I recently read about the Milk Carton Theory and thought about applying it to speech therapy.
Here's how the Milk Carton Theory goes.
A husband and wife enter marriage counseling because the husband views his wife as cold and uncaring. His opinion was based on the number of times she makes her morning coffee and leaves the milk on the counter. He believes her actions to be purposeful and hurtful since he does not relish warm milk in his coffee.
The counselor asks the husband to determine how frequently the wife leaves the milk on the counter to become warm. He replies that it happens nearly every day. With that, the counselor asks his opinion about the milk based on predictable events or how he wishes the world to be.
So, how do we wish the world to be concerning our clients, administration, and colleagues?
Have you ever had a student who annoyed you whenever you saw them? We all have. They don't seem to understand what bothers us. They continue to behave in the same manner. Should we expect them to be as we want them to be, or should we expect to change our behaviors to deal with them?
My client kept touching all the materials on the table. My table. My materials. Finally, I removed the materials before he came into the room, discovering that my client was a sweet little boy.
The problem was mine, not my client's.
Have you anticipated that the administration would reject your request? What happens? Typically, most people stop making requests.
How does the Milk Carton Theory apply to this case?
Do you view the administrator as being uncaring because they decline your requests? Do you think that they don't value you and your expertise?

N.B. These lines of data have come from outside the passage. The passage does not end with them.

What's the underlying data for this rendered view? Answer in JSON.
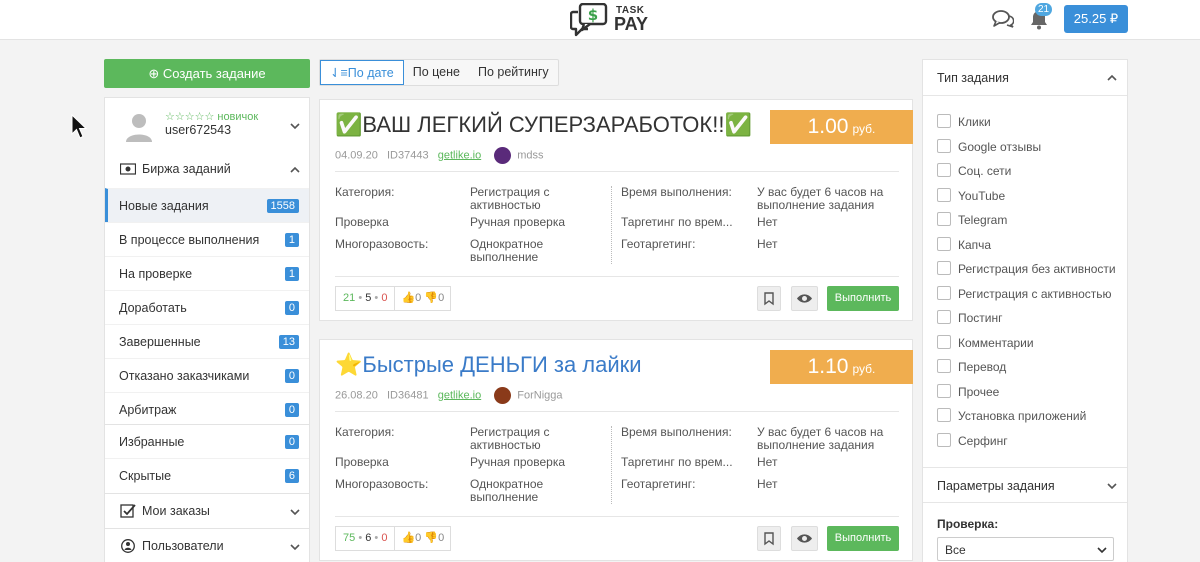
{
  "header": {
    "logo_top": "TASK",
    "logo_bottom": "PAY",
    "notif_count": "21",
    "balance": "25.25 ₽",
    "icons": {
      "chat": "chat-icon",
      "bell": "bell-icon"
    }
  },
  "create_button": "Создать задание",
  "sort": {
    "by_date": "По дате",
    "by_price": "По цене",
    "by_rating": "По рейтингу"
  },
  "sidebar": {
    "rank": "☆☆☆☆☆ новичок",
    "username": "user672543",
    "exchange_label": "Биржа заданий",
    "items": [
      {
        "label": "Новые задания",
        "count": "1558"
      },
      {
        "label": "В процессе выполнения",
        "count": "1"
      },
      {
        "label": "На проверке",
        "count": "1"
      },
      {
        "label": "Доработать",
        "count": "0"
      },
      {
        "label": "Завершенные",
        "count": "13"
      },
      {
        "label": "Отказано заказчиками",
        "count": "0"
      },
      {
        "label": "Арбитраж",
        "count": "0"
      },
      {
        "label": "Избранные",
        "count": "0"
      },
      {
        "label": "Скрытые",
        "count": "6"
      }
    ],
    "my_orders": "Мои заказы",
    "users": "Пользователи"
  },
  "tasks": [
    {
      "emoji_left": "✅",
      "title": "ВАШ ЛЕГКИЙ СУПЕРЗАРАБОТОК!!",
      "emoji_right": "✅",
      "price": "1.00",
      "currency": "руб.",
      "date": "04.09.20",
      "id": "ID37443",
      "site": "getlike.io",
      "author": "mdss",
      "labels": {
        "category": "Категория:",
        "check": "Проверка",
        "multi": "Многоразовость:",
        "time": "Время выполнения:",
        "targeting_time": "Таргетинг по врем...",
        "geo": "Геотаргетинг:"
      },
      "category": "Регистрация с активностью",
      "check": "Ручная проверка",
      "multi": "Однократное выполнение",
      "time": "У вас будет 6 часов на выполнение задания",
      "targeting_time": "Нет",
      "geo": "Нет",
      "stat_green": "21",
      "stat_mid": "5",
      "stat_red": "0",
      "likes": "0",
      "dislikes": "0",
      "action": "Выполнить"
    },
    {
      "emoji_left": "⭐",
      "title": "Быстрые ДЕНЬГИ за лайки",
      "emoji_right": "",
      "price": "1.10",
      "currency": "руб.",
      "date": "26.08.20",
      "id": "ID36481",
      "site": "getlike.io",
      "author": "ForNigga",
      "labels": {
        "category": "Категория:",
        "check": "Проверка",
        "multi": "Многоразовость:",
        "time": "Время выполнения:",
        "targeting_time": "Таргетинг по врем...",
        "geo": "Геотаргетинг:"
      },
      "category": "Регистрация с активностью",
      "check": "Ручная проверка",
      "multi": "Однократное выполнение",
      "time": "У вас будет 6 часов на выполнение задания",
      "targeting_time": "Нет",
      "geo": "Нет",
      "stat_green": "75",
      "stat_mid": "6",
      "stat_red": "0",
      "likes": "0",
      "dislikes": "0",
      "action": "Выполнить"
    }
  ],
  "filters": {
    "type_header": "Тип задания",
    "types": [
      "Клики",
      "Google отзывы",
      "Соц. сети",
      "YouTube",
      "Telegram",
      "Капча",
      "Регистрация без активности",
      "Регистрация с активностью",
      "Постинг",
      "Комментарии",
      "Перевод",
      "Прочее",
      "Установка приложений",
      "Серфинг"
    ],
    "params_header": "Параметры задания",
    "check_label": "Проверка:",
    "check_value": "Все"
  },
  "colors": {
    "accent": "#3a8fd9",
    "green": "#5cb85c",
    "price": "#f0ad4e"
  }
}
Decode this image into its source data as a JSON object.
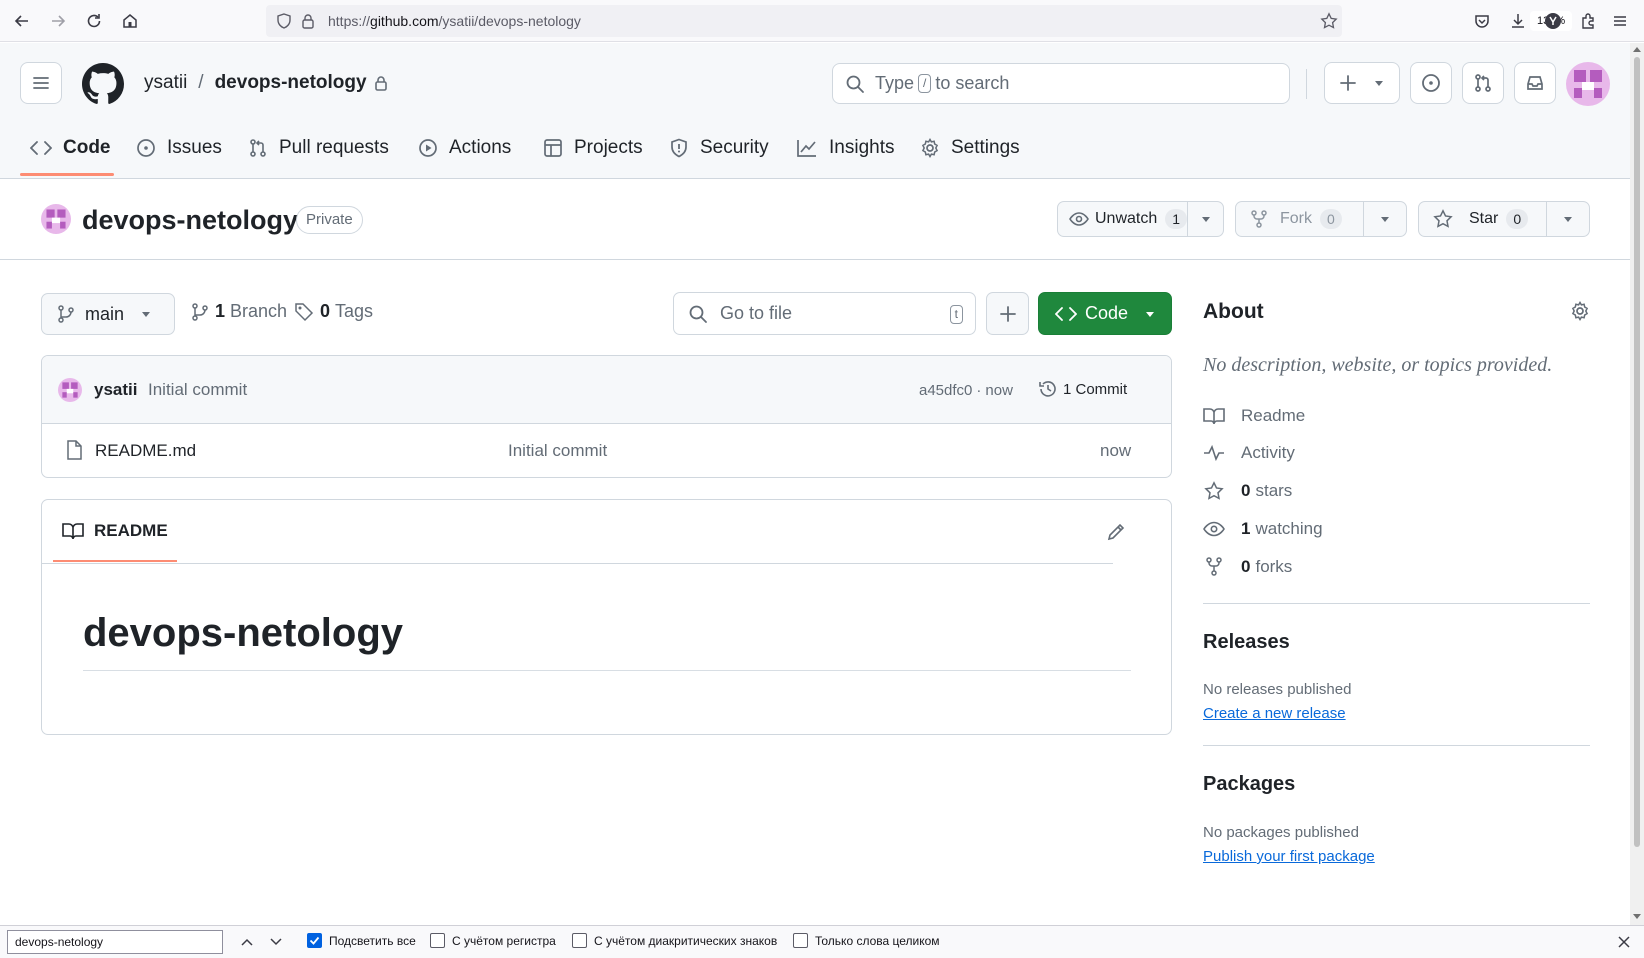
{
  "browser": {
    "url_prefix": "https://",
    "url_host": "github.com",
    "url_path": "/ysatii/devops-netology",
    "zoom": "130%"
  },
  "header": {
    "owner": "ysatii",
    "separator": "/",
    "repo": "devops-netology",
    "search_prefix": "Type",
    "search_key": "/",
    "search_suffix": "to search"
  },
  "tabs": [
    {
      "label": "Code",
      "icon": "code-icon",
      "selected": true
    },
    {
      "label": "Issues",
      "icon": "issue-icon"
    },
    {
      "label": "Pull requests",
      "icon": "pull-request-icon"
    },
    {
      "label": "Actions",
      "icon": "play-icon"
    },
    {
      "label": "Projects",
      "icon": "table-icon"
    },
    {
      "label": "Security",
      "icon": "shield-icon"
    },
    {
      "label": "Insights",
      "icon": "graph-icon"
    },
    {
      "label": "Settings",
      "icon": "gear-icon"
    }
  ],
  "repo": {
    "name": "devops-netology",
    "visibility": "Private",
    "unwatch_label": "Unwatch",
    "watch_count": "1",
    "fork_label": "Fork",
    "fork_count": "0",
    "star_label": "Star",
    "star_count": "0"
  },
  "filenav": {
    "branch": "main",
    "branch_count": "1",
    "branch_label": "Branch",
    "tag_count": "0",
    "tag_label": "Tags",
    "goto_placeholder": "Go to file",
    "goto_key": "t",
    "code_label": "Code"
  },
  "commit": {
    "author": "ysatii",
    "message": "Initial commit",
    "hash": "a45dfc0",
    "dot": "·",
    "time": "now",
    "count_label": "1 Commit"
  },
  "files": [
    {
      "name": "README.md",
      "message": "Initial commit",
      "time": "now"
    }
  ],
  "readme": {
    "tab_label": "README",
    "heading": "devops-netology"
  },
  "about": {
    "title": "About",
    "description": "No description, website, or topics provided.",
    "readme": "Readme",
    "activity": "Activity",
    "stars_count": "0",
    "stars_label": "stars",
    "watching_count": "1",
    "watching_label": "watching",
    "forks_count": "0",
    "forks_label": "forks"
  },
  "releases": {
    "title": "Releases",
    "empty": "No releases published",
    "link": "Create a new release"
  },
  "packages": {
    "title": "Packages",
    "empty": "No packages published",
    "link": "Publish your first package"
  },
  "findbar": {
    "query": "devops-netology",
    "highlight_all": "Подсветить все",
    "match_case": "С учётом регистра",
    "match_diacritics": "С учётом диакритических знаков",
    "whole_words": "Только слова целиком"
  },
  "colors": {
    "accent_underline": "#fd8c73",
    "code_button": "#1f883d",
    "link": "#0969da"
  }
}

Planning the meeting with the administrator before the session can reduce undesired responses. Taking the administrator's point of view toward requests can help determine if the administrator is receiving tons of requests causing other issues such as the need for substitutes. An email justifying your request and solutions to any problems you encounter can diminish a "No" answer.
Having a conversation with the administrator in which you explain how your request benefits the school, the students, and the finances can help you see eye to eye.
Slps must understand that administrators are required to be fiscally responsible as we are required to be fiscally responsible. Perhaps, taking a course that teaches a new procedure can reduce the time spent with one student, saving the school money.
Look at your situation to see if there is a way to create success for you and the administration.
There is always one colleague who is not on time, never remembers when you take their student, gives disrespectful body language, won't look you in the eye, etc.
How can the milk carton theory apply here?
Teachers get involved in what they are doing and need reminders. Many teachers I worked with set timers for speech and other activities. Your teacher can't be bothered with timers. How can you provide one to make it easier for your student to exit the room? Can you put a colored flag on the student's desk that indicates that today is a speech day? Can you offer to call the classroom when the student is due to leave? Can you provide a timer for the student's desk to remind him to come to speech?
I have found that those same teachers don't want you in their room. So the only choice is to have the student leave. I have found that having meetings with the teacher and asking specific questions can help her see your plight.
1) Have you noticed that Child A has trouble saying your name, for example?- That's why Child A is in speech.
2) Have you noticed that Child A is the last to begin a project? Does he look around to see what the others are doing, and then he begins? That's why he is in speech; he has difficulty understanding directions.
3) Have you noticed Child A wanders around the playground at recess rather than playing with the other children? That's why he's in speech.
I once had to share a room with a colleague who didn't think much of me. The relationship strain took a toll on my self-esteem, willingness to partner with the colleague, and ability to see anything except my hurt feelings.
I had been reading about relationships and stumbled across a statement a wife made about her husband. The only good thing she could say about him was that the husband was "always there." He was sitting in his recliner but was "always there."
After contemplating the wife's thoughts, I tried to find one good thing about my colleague: I didn't care much for him. I found my colleague in the back of the room at the end of a conference, and I came to him and said, "I wanted to say something to you." He pulled back a bit in preparation for a biting comment from me.
Instead, I told him he always had the children's best interests at heart. His reaction told me that he hadn't expected a compliment. From then on, we weren't best friends but could deal with each other.
Giving a compliment, even when I didn't want to do so, was what I needed to succeed with a challenging personality.
We can operate without drama, fear, and anger when we see the world how it is instead of how we expect it to be. We can do the work we have chosen and help others communicate.